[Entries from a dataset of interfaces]

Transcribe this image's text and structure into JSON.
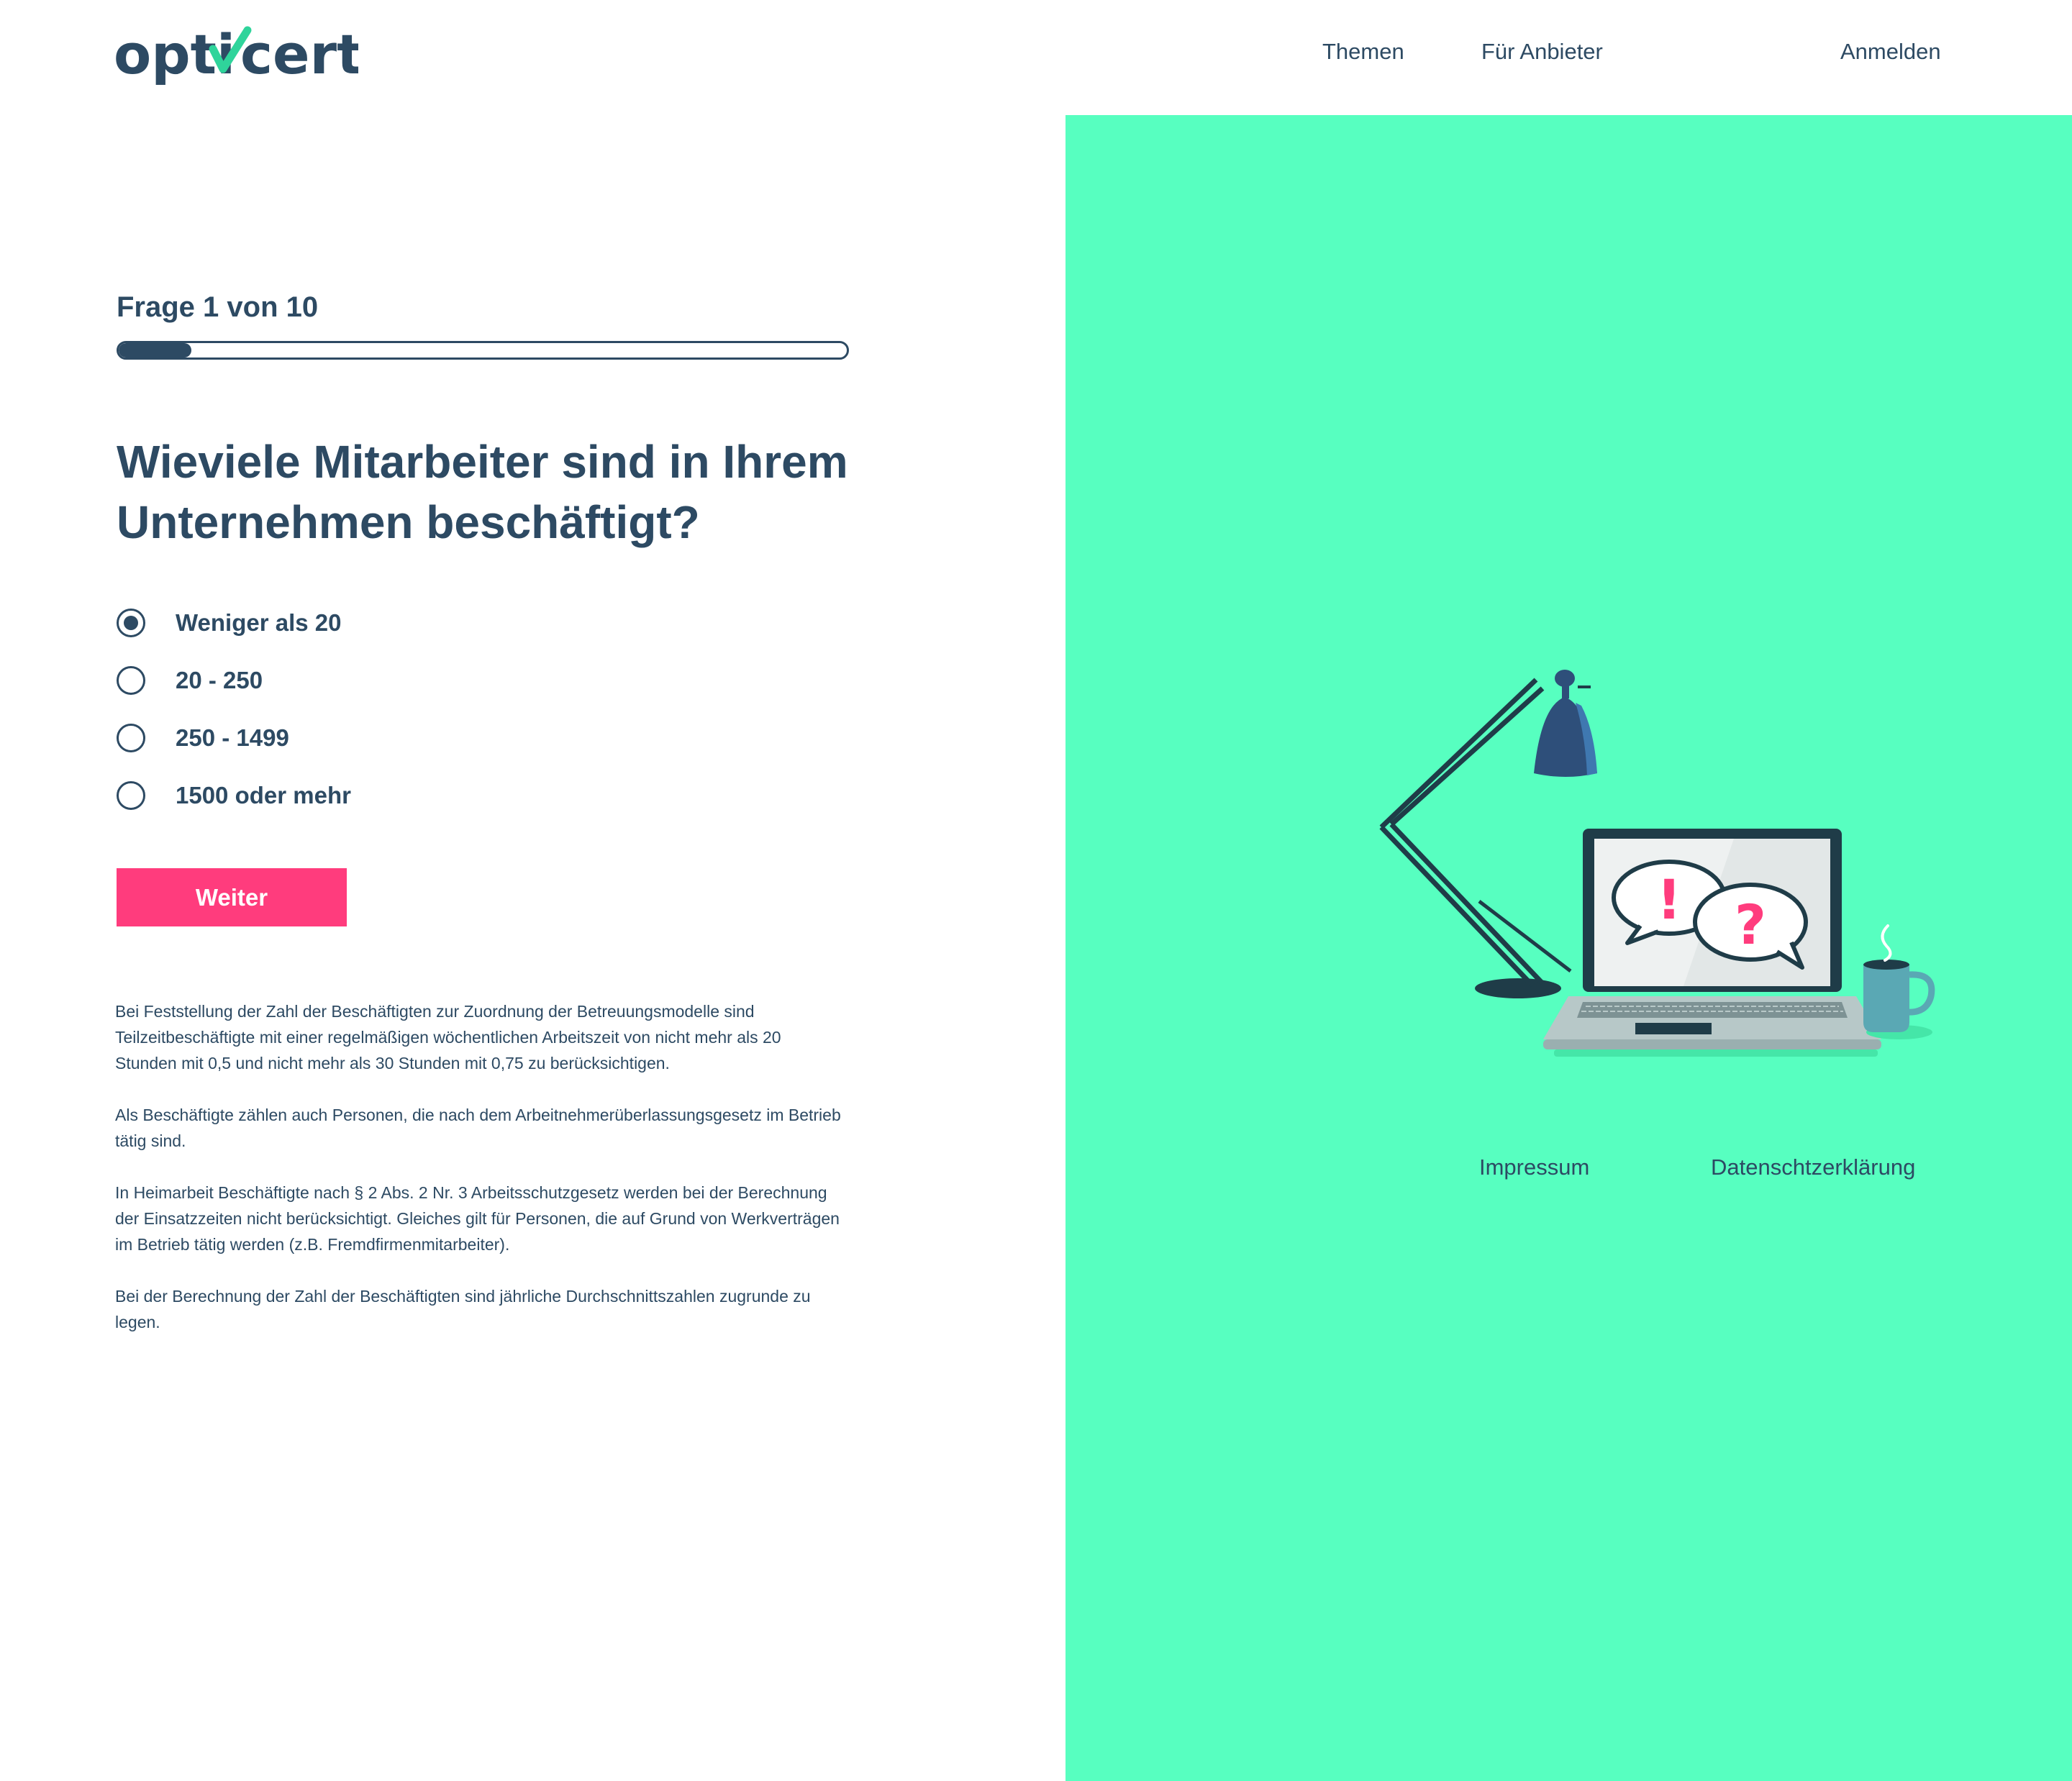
{
  "header": {
    "logo": {
      "before": "opti",
      "after": "cert",
      "icon": "check-mark"
    },
    "nav": [
      {
        "label": "Themen"
      },
      {
        "label": "Für Anbieter"
      },
      {
        "label": "Anmelden"
      }
    ]
  },
  "quiz": {
    "progress_label": "Frage 1 von 10",
    "progress": {
      "current": 1,
      "total": 10
    },
    "question": "Wieviele Mitarbeiter sind in Ihrem Unternehmen beschäftigt?",
    "options": [
      {
        "label": "Weniger als 20",
        "selected": true
      },
      {
        "label": "20 - 250",
        "selected": false
      },
      {
        "label": "250 - 1499",
        "selected": false
      },
      {
        "label": "1500 oder mehr",
        "selected": false
      }
    ],
    "submit_label": "Weiter"
  },
  "info": {
    "paragraphs": [
      "Bei Feststellung der Zahl der Beschäftigten zur Zuordnung der Betreuungsmodelle sind Teilzeitbeschäftigte mit einer regelmäßigen wöchentlichen Arbeitszeit von nicht mehr als 20 Stunden mit 0,5 und nicht mehr als 30 Stunden mit 0,75 zu berücksichtigen.",
      "Als Beschäftigte zählen auch Personen, die nach dem Arbeitnehmerüberlassungsgesetz im Betrieb tätig sind.",
      "In Heimarbeit Beschäftigte nach § 2 Abs. 2 Nr. 3 Arbeitsschutzgesetz werden bei der Berechnung der Einsatzzeiten nicht berücksichtigt. Gleiches gilt für Personen, die auf Grund von Werkverträgen im Betrieb tätig werden (z.B. Fremdfirmenmitarbeiter).",
      "Bei der Berechnung der Zahl der Beschäftigten sind jährliche Durchschnittszahlen zugrunde zu legen."
    ]
  },
  "illustration": {
    "icons": [
      "desk-lamp-icon",
      "laptop-icon",
      "exclamation-bubble-icon",
      "question-bubble-icon",
      "coffee-mug-icon"
    ],
    "bubble_marks": {
      "exclamation": "!",
      "question": "?"
    }
  },
  "footer": {
    "links": [
      {
        "label": "Impressum"
      },
      {
        "label": "Datenschtzerklärung"
      }
    ]
  },
  "colors": {
    "navy": "#2d4a63",
    "mint": "#57ffc0",
    "pink": "#ff3c7d",
    "check_green": "#2fd49b",
    "lamp_blue": "#2e4f7a"
  }
}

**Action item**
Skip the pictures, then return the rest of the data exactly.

**Reply**
Transcribe this image's text and structure into JSON.
{
  "header": {
    "logo": {
      "before": "opti",
      "after": "cert",
      "icon": "check-mark"
    },
    "nav": [
      {
        "label": "Themen"
      },
      {
        "label": "Für Anbieter"
      },
      {
        "label": "Anmelden"
      }
    ]
  },
  "quiz": {
    "progress_label": "Frage 1 von 10",
    "progress": {
      "current": 1,
      "total": 10
    },
    "question": "Wieviele Mitarbeiter sind in Ihrem Unternehmen beschäftigt?",
    "options": [
      {
        "label": "Weniger als 20",
        "selected": true
      },
      {
        "label": "20 - 250",
        "selected": false
      },
      {
        "label": "250 - 1499",
        "selected": false
      },
      {
        "label": "1500 oder mehr",
        "selected": false
      }
    ],
    "submit_label": "Weiter"
  },
  "info": {
    "paragraphs": [
      "Bei Feststellung der Zahl der Beschäftigten zur Zuordnung der Betreuungsmodelle sind Teilzeitbeschäftigte mit einer regelmäßigen wöchentlichen Arbeitszeit von nicht mehr als 20 Stunden mit 0,5 und nicht mehr als 30 Stunden mit 0,75 zu berücksichtigen.",
      "Als Beschäftigte zählen auch Personen, die nach dem Arbeitnehmerüberlassungsgesetz im Betrieb tätig sind.",
      "In Heimarbeit Beschäftigte nach § 2 Abs. 2 Nr. 3 Arbeitsschutzgesetz werden bei der Berechnung der Einsatzzeiten nicht berücksichtigt. Gleiches gilt für Personen, die auf Grund von Werkverträgen im Betrieb tätig werden (z.B. Fremdfirmenmitarbeiter).",
      "Bei der Berechnung der Zahl der Beschäftigten sind jährliche Durchschnittszahlen zugrunde zu legen."
    ]
  },
  "illustration": {
    "icons": [
      "desk-lamp-icon",
      "laptop-icon",
      "exclamation-bubble-icon",
      "question-bubble-icon",
      "coffee-mug-icon"
    ],
    "bubble_marks": {
      "exclamation": "!",
      "question": "?"
    }
  },
  "footer": {
    "links": [
      {
        "label": "Impressum"
      },
      {
        "label": "Datenschtzerklärung"
      }
    ]
  },
  "colors": {
    "navy": "#2d4a63",
    "mint": "#57ffc0",
    "pink": "#ff3c7d",
    "check_green": "#2fd49b",
    "lamp_blue": "#2e4f7a"
  }
}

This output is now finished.